With new maniototo yarn and the 48″ AVL loom all ready to go, it was a warp of firsts. First time using the new yarn, and the first warp on the moved and reconditioned AVL that belonged to Mum. I decided that the first warp that would go on Mum’s loom was some knee rugs. Using Maniototo yarn which I had hand dyed and a weave structure of blanket tweel. Being the first warp on the loom a narrow short warp would have been sensible, but I couldn’t help myself – I wanted to do knee rugs so commonsense went out the window.
Luckily I didn’t have too many problems. I had to hunt round for the right reed which was 47 1/2 inches not 48in as I had planned for which meant a few extra threads hanging off the back! The next problem was the rod which had the start of the weaving on, caught on the underneath rollers under the shafts. But once I had stepped away from the loom to try and solve why it wasn’t working properly I noticed that the rod had caught and it was easily fixed with no damage done to the weaving. When the warp was off the loom Tony attached two wooden rails across the rollers to prevent this happening again.
The plan was to do a sample but was happy with how it was weaving so just carried on. This meant that I had enough warp on to do two knee rugs and one children’s blanket.
I had miscalculated the amount of yarn that I needed to dye. Thankfully I had plenty to wind the warp. I then dyed some more blue for the weft – I thought this colour would be easier to match. It did turn out a lighter shade which I think adds to the overall look of the blanket.
With the hand dyed yarn there is a very slight (sometimes not so slight) colour variation and I think it adds character to the weaving.
The Maniototo yarn wove and dyed well. The loom after a few initial hiccups also went very well. Overall I am happy with the outcome.
We were able to get Mum’s loom out of the Christchurch Arts Centre last year. It had been sitting there since the earthquakes and my brother was allowed to enter the building and retrieve it, then sent it up to our place.
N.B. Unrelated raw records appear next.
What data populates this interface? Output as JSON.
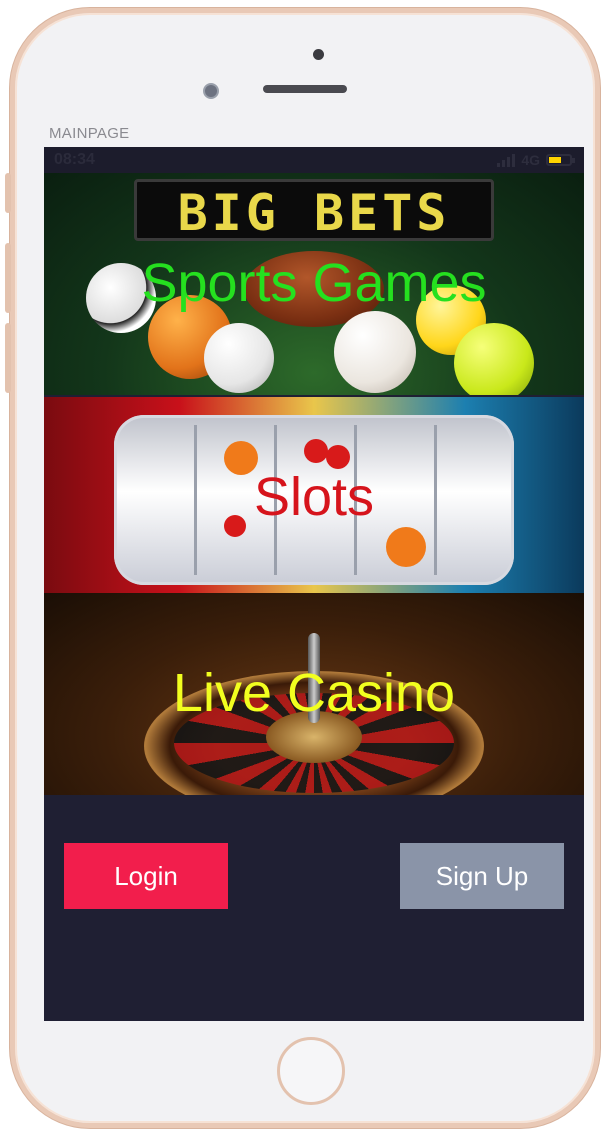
{
  "page": {
    "label": "MAINPAGE"
  },
  "status_bar": {
    "time": "08:34",
    "network": "4G",
    "battery_level": 0.6
  },
  "banners": [
    {
      "title": "Sports Games",
      "title_color": "#25e01f",
      "board_text": "BIG BETS"
    },
    {
      "title": "Slots",
      "title_color": "#d6141c"
    },
    {
      "title": "Live Casino",
      "title_color": "#f2ff1f"
    }
  ],
  "actions": {
    "login_label": "Login",
    "signup_label": "Sign Up",
    "login_color": "#f21e4c",
    "signup_color": "#8a94a8"
  },
  "icons": {
    "signal": "signal-bars-icon",
    "battery": "battery-icon",
    "home": "home-button-icon"
  }
}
We managed to clear a space for it and Tony has been putting it together for the last couple of weeks.
It was very sad seeing it for the first time, as it was covered in black grime, quite emotional – thinking of Mum and imagining her working at the loom. Tony got to cleaning the surfaces with sugar soap. Aprons washed, heddles soaked, beater re-furnished. There are still things to be done on it but we have attached the computer (or black box) up and it seems to be working.
I have a warp wound and ready to go when the loom is completely finished. I feel Mum will be sitting right next to me when I weave on it.
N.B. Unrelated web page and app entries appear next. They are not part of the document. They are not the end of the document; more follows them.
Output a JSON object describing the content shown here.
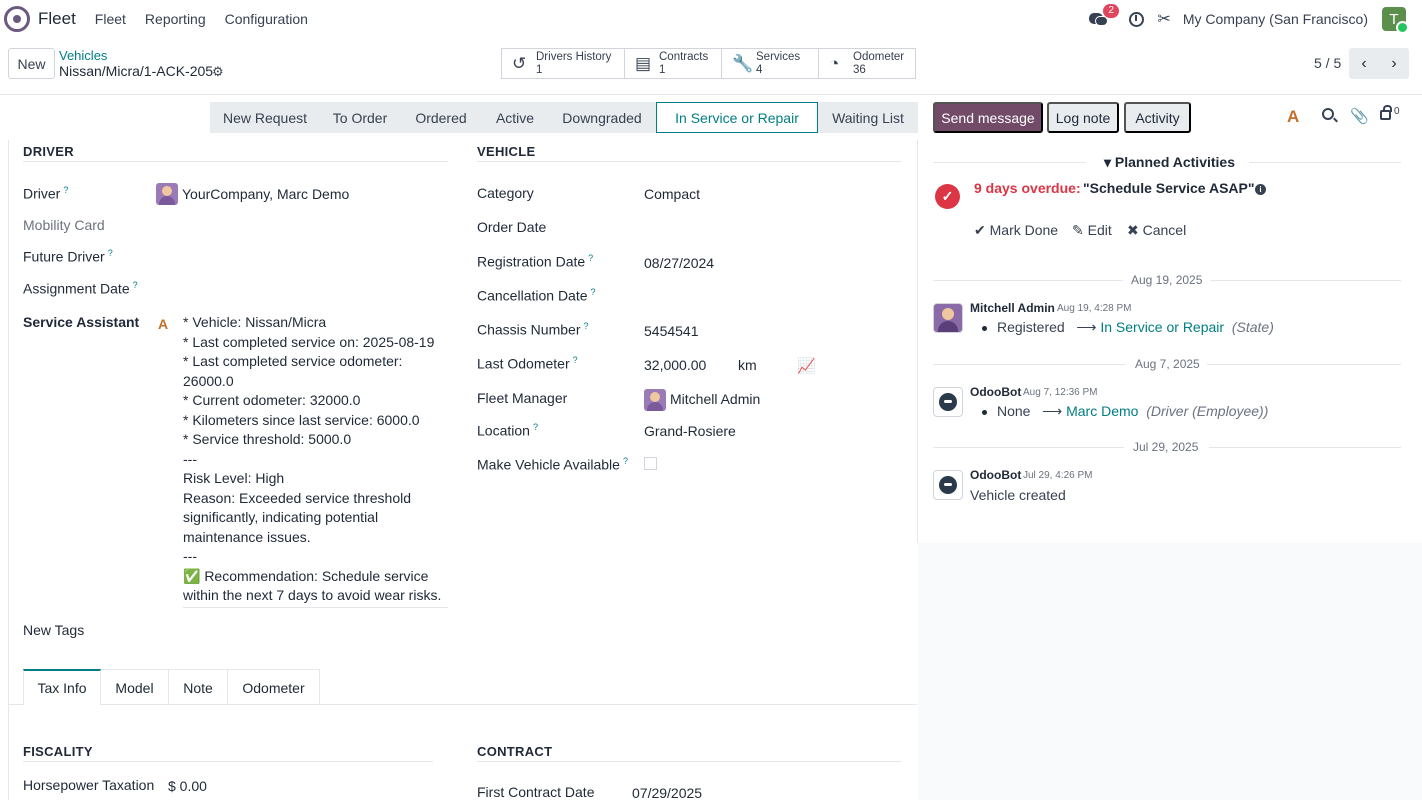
{
  "navbar": {
    "app_name": "Fleet",
    "menus": [
      "Fleet",
      "Reporting",
      "Configuration"
    ],
    "messages_badge": "2",
    "company": "My Company (San Francisco)",
    "user_initial": "T"
  },
  "control": {
    "new_label": "New",
    "breadcrumb_parent": "Vehicles",
    "breadcrumb_current": "Nissan/Micra/1-ACK-205",
    "pager": "5 / 5"
  },
  "smart_buttons": [
    {
      "label": "Drivers History",
      "value": "1",
      "icon": "history-icon"
    },
    {
      "label": "Contracts",
      "value": "1",
      "icon": "book-icon"
    },
    {
      "label": "Services",
      "value": "4",
      "icon": "wrench-icon"
    },
    {
      "label": "Odometer",
      "value": "36",
      "icon": "tachometer-icon"
    }
  ],
  "statusbar": {
    "stages": [
      "New Request",
      "To Order",
      "Ordered",
      "Active",
      "Downgraded",
      "In Service or Repair",
      "Waiting List"
    ],
    "active_index": 5
  },
  "chatter_buttons": {
    "send": "Send message",
    "log": "Log note",
    "activity": "Activity",
    "followers": "0"
  },
  "driver_section": {
    "title": "DRIVER",
    "driver_label": "Driver",
    "driver_value": "YourCompany, Marc Demo",
    "mobility_label": "Mobility Card",
    "future_driver_label": "Future Driver",
    "assignment_label": "Assignment Date",
    "assistant_label": "Service Assistant",
    "assistant_lines": [
      "* Vehicle: Nissan/Micra",
      "* Last completed service on: 2025-08-19",
      "* Last completed service odometer:",
      "26000.0",
      "* Current odometer: 32000.0",
      "* Kilometers since last service: 6000.0",
      "* Service threshold: 5000.0",
      "---",
      "Risk Level: High",
      "Reason: Exceeded service threshold",
      "significantly, indicating potential",
      "maintenance issues.",
      "---",
      "✅ Recommendation: Schedule service",
      "within the next 7 days to avoid wear risks."
    ],
    "tags_label": "New Tags"
  },
  "vehicle_section": {
    "title": "VEHICLE",
    "category_label": "Category",
    "category_value": "Compact",
    "order_date_label": "Order Date",
    "registration_label": "Registration Date",
    "registration_value": "08/27/2024",
    "cancellation_label": "Cancellation Date",
    "chassis_label": "Chassis Number",
    "chassis_value": "5454541",
    "odometer_label": "Last Odometer",
    "odometer_value": "32,000.00",
    "odometer_unit": "km",
    "manager_label": "Fleet Manager",
    "manager_value": "Mitchell Admin",
    "location_label": "Location",
    "location_value": "Grand-Rosiere",
    "available_label": "Make Vehicle Available"
  },
  "tabs": [
    "Tax Info",
    "Model",
    "Note",
    "Odometer"
  ],
  "fiscality": {
    "title": "FISCALITY",
    "horsepower_label": "Horsepower Taxation",
    "horsepower_value": "$ 0.00"
  },
  "contract": {
    "title": "CONTRACT",
    "first_date_label": "First Contract Date",
    "first_date_value": "07/29/2025"
  },
  "chatter": {
    "planned_title": "Planned Activities",
    "overdue": "9 days overdue:",
    "activity_summary": "\"Schedule Service ASAP\"",
    "mark_done": "Mark Done",
    "edit": "Edit",
    "cancel": "Cancel",
    "messages": [
      {
        "date_sep": "Aug 19, 2025",
        "author": "Mitchell Admin",
        "date": "Aug 19, 4:28 PM",
        "old": "Registered",
        "new": "In Service or Repair",
        "field": "(State)"
      },
      {
        "date_sep": "Aug 7, 2025",
        "author": "OdooBot",
        "date": "Aug 7, 12:36 PM",
        "old": "None",
        "new": "Marc Demo",
        "field": "(Driver (Employee))"
      },
      {
        "date_sep": "Jul 29, 2025",
        "author": "OdooBot",
        "date": "Jul 29, 4:26 PM",
        "body": "Vehicle created"
      }
    ]
  }
}
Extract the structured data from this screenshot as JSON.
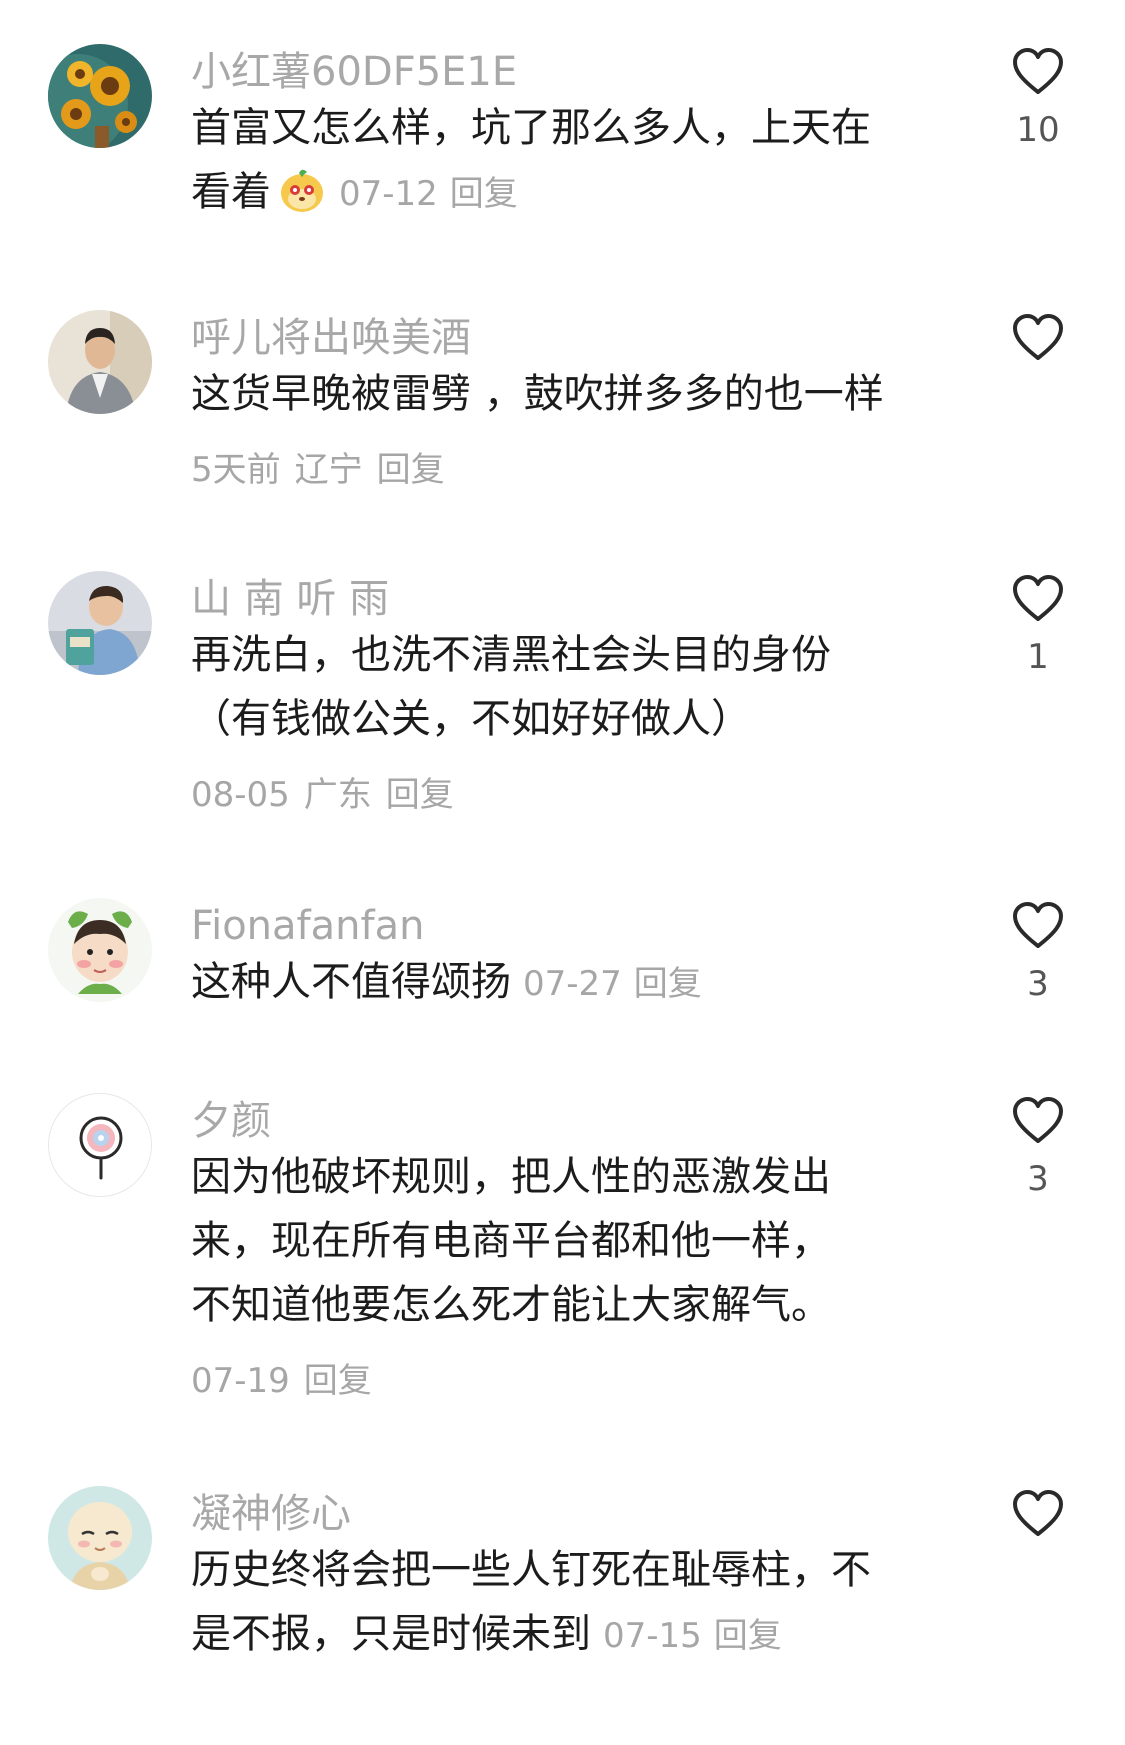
{
  "comments": [
    {
      "username": "小红薯60DF5E1E",
      "text": "首富又怎么样，坑了那么多人，上天在看着",
      "has_emoji": true,
      "date": "07-12",
      "location": "",
      "reply_label": "回复",
      "likes": "10",
      "avatar": "sunflower-painting"
    },
    {
      "username": "呼儿将出唤美酒",
      "text": "这货早晚被雷劈 ，鼓吹拼多多的也一样",
      "date": "5天前",
      "location": "辽宁",
      "reply_label": "回复",
      "likes": "",
      "avatar": "man-in-suit-photo"
    },
    {
      "username": "山 南 听 雨",
      "text": "再洗白，也洗不清黑社会头目的身份（有钱做公关，不如好好做人）",
      "date": "08-05",
      "location": "广东",
      "reply_label": "回复",
      "likes": "1",
      "avatar": "child-photo"
    },
    {
      "username": "Fionafanfan",
      "text": "这种人不值得颂扬",
      "date": "07-27",
      "location": "",
      "reply_label": "回复",
      "likes": "3",
      "avatar": "baby-cartoon"
    },
    {
      "username": "夕颜",
      "text": "因为他破坏规则，把人性的恶激发出来，现在所有电商平台都和他一样，不知道他要怎么死才能让大家解气。",
      "date": "07-19",
      "location": "",
      "reply_label": "回复",
      "likes": "3",
      "avatar": "lollipop-icon"
    },
    {
      "username": "凝神修心",
      "text": "历史终将会把一些人钉死在耻辱柱，不是不报，只是时候未到",
      "date": "07-15",
      "location": "",
      "reply_label": "回复",
      "likes": "",
      "avatar": "monk-cartoon"
    }
  ],
  "icons": {
    "like": "heart-outline-icon",
    "emoji": "cute-face-emoji"
  },
  "colors": {
    "username": "#a8a8a8",
    "text": "#1c1c1c",
    "meta": "#a6a6a6",
    "like_count": "#555555"
  }
}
I went to a workshop a few weeks back and part of it was about colour and microwave dyeing. I had heard about this process but I had never tried it. Always one for instant gratification I thought it would be a really good idea to give it a go. The workshop was given be Angela Meecham and it was thoroughly enjoyable.
I bought myself some Terri Dyes and have been having fun. I thought that I would try just the straight colours to start with and get my technique right before I start mixing the colours.
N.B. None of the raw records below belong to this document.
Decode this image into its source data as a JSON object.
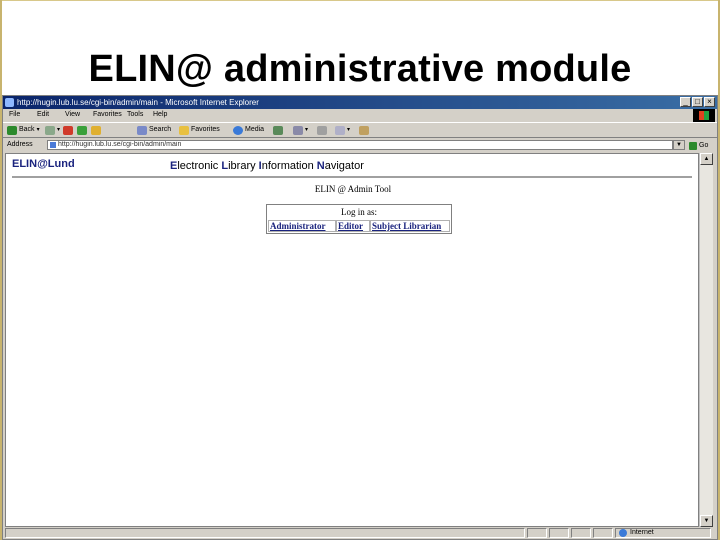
{
  "slide": {
    "title": "ELIN@ administrative module"
  },
  "window": {
    "title": "http://hugin.lub.lu.se/cgi-bin/admin/main - Microsoft Internet Explorer",
    "buttons": [
      "_",
      "□",
      "×"
    ]
  },
  "menubar": {
    "items": [
      "File",
      "Edit",
      "View",
      "Favorites",
      "Tools",
      "Help"
    ]
  },
  "toolbar": {
    "back": "Back",
    "search": "Search",
    "favorites": "Favorites",
    "media": "Media"
  },
  "address": {
    "label": "Address",
    "value": "http://hugin.lub.lu.se/cgi-bin/admin/main",
    "go": "Go"
  },
  "page": {
    "logo_prefix": "ELIN",
    "logo_at": "@",
    "logo_suffix": "Lund",
    "nav_title": "Electronic Library Information Navigator",
    "admin_title": "ELIN @ Admin Tool",
    "login_label": "Log in as:",
    "roles": [
      "Administrator",
      "Editor",
      "Subject Librarian"
    ]
  },
  "status": {
    "zone": "Internet"
  },
  "colors": {
    "link": "#1a237e",
    "titlebar": "#0a246a",
    "chrome": "#d4d0c8"
  }
}
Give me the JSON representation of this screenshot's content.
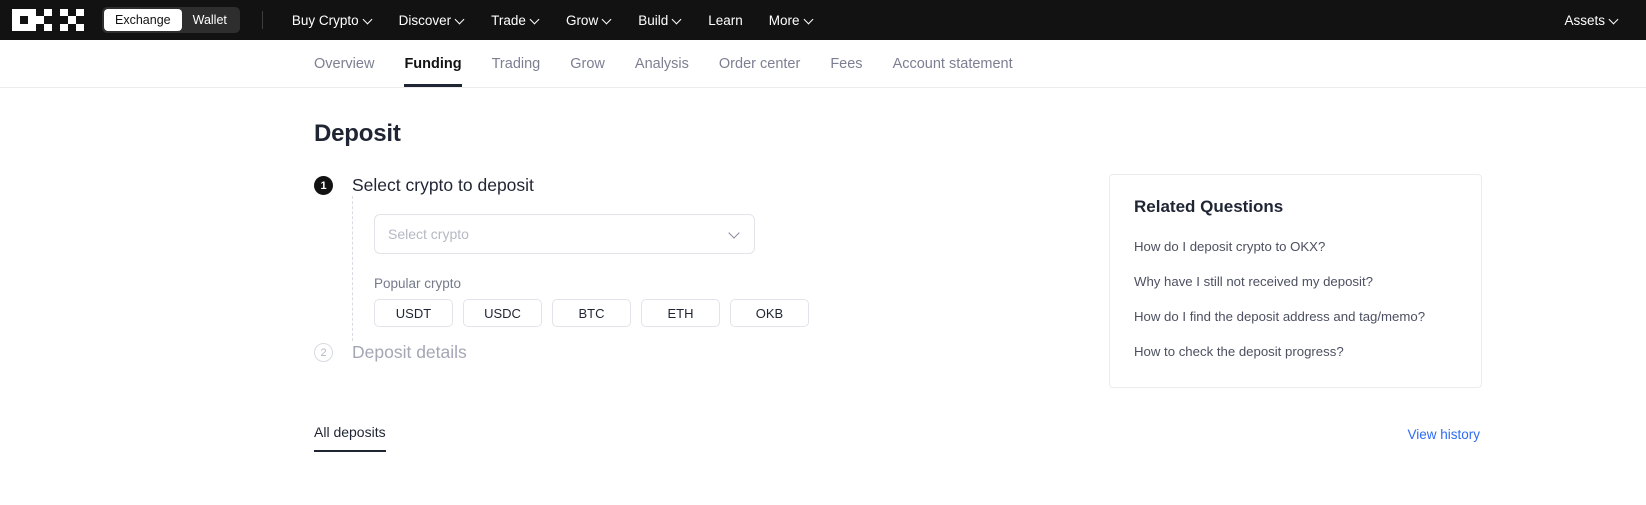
{
  "topnav": {
    "logo_name": "okx-logo",
    "toggle": {
      "exchange": "Exchange",
      "wallet": "Wallet",
      "active": "Exchange"
    },
    "items": [
      {
        "label": "Buy Crypto",
        "caret": true
      },
      {
        "label": "Discover",
        "caret": true
      },
      {
        "label": "Trade",
        "caret": true
      },
      {
        "label": "Grow",
        "caret": true
      },
      {
        "label": "Build",
        "caret": true
      },
      {
        "label": "Learn",
        "caret": false
      },
      {
        "label": "More",
        "caret": true
      }
    ],
    "assets": {
      "label": "Assets",
      "caret": true
    },
    "bg_color": "#121212"
  },
  "subnav": {
    "tabs": [
      {
        "label": "Overview",
        "active": false
      },
      {
        "label": "Funding",
        "active": true
      },
      {
        "label": "Trading",
        "active": false
      },
      {
        "label": "Grow",
        "active": false
      },
      {
        "label": "Analysis",
        "active": false
      },
      {
        "label": "Order center",
        "active": false
      },
      {
        "label": "Fees",
        "active": false
      },
      {
        "label": "Account statement",
        "active": false
      }
    ]
  },
  "page": {
    "title": "Deposit"
  },
  "step1": {
    "number": "1",
    "title": "Select crypto to deposit",
    "select_placeholder": "Select crypto",
    "select_value": "",
    "popular_label": "Popular crypto",
    "chips": [
      "USDT",
      "USDC",
      "BTC",
      "ETH",
      "OKB"
    ]
  },
  "step2": {
    "number": "2",
    "title": "Deposit details"
  },
  "faq": {
    "title": "Related Questions",
    "items": [
      "How do I deposit crypto to OKX?",
      "Why have I still not received my deposit?",
      "How do I find the deposit address and tag/memo?",
      "How to check the deposit progress?"
    ]
  },
  "bottom": {
    "tab_label": "All deposits",
    "view_history": "View history",
    "link_color": "#2e6cf6"
  }
}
One of the disadvantages of microwave dyeing is that you can only dye in small amounts but I managed 100g skeins no problem at all and I will probably see if I can manage double that amount next time.
I have to confess my very first attempts came out pink but I have since been told when trying to get a red you need more dye.
My basic recipe is
water to cover
slosh of white vinegar (provides acid for dyes)
Drop of detergent (to help dye take up)
Microwave for 20 minutes, stirring every so often, to get an even colour. When the water is clear, then it is done.
It has all been very interesting and feel that I will be taking this further.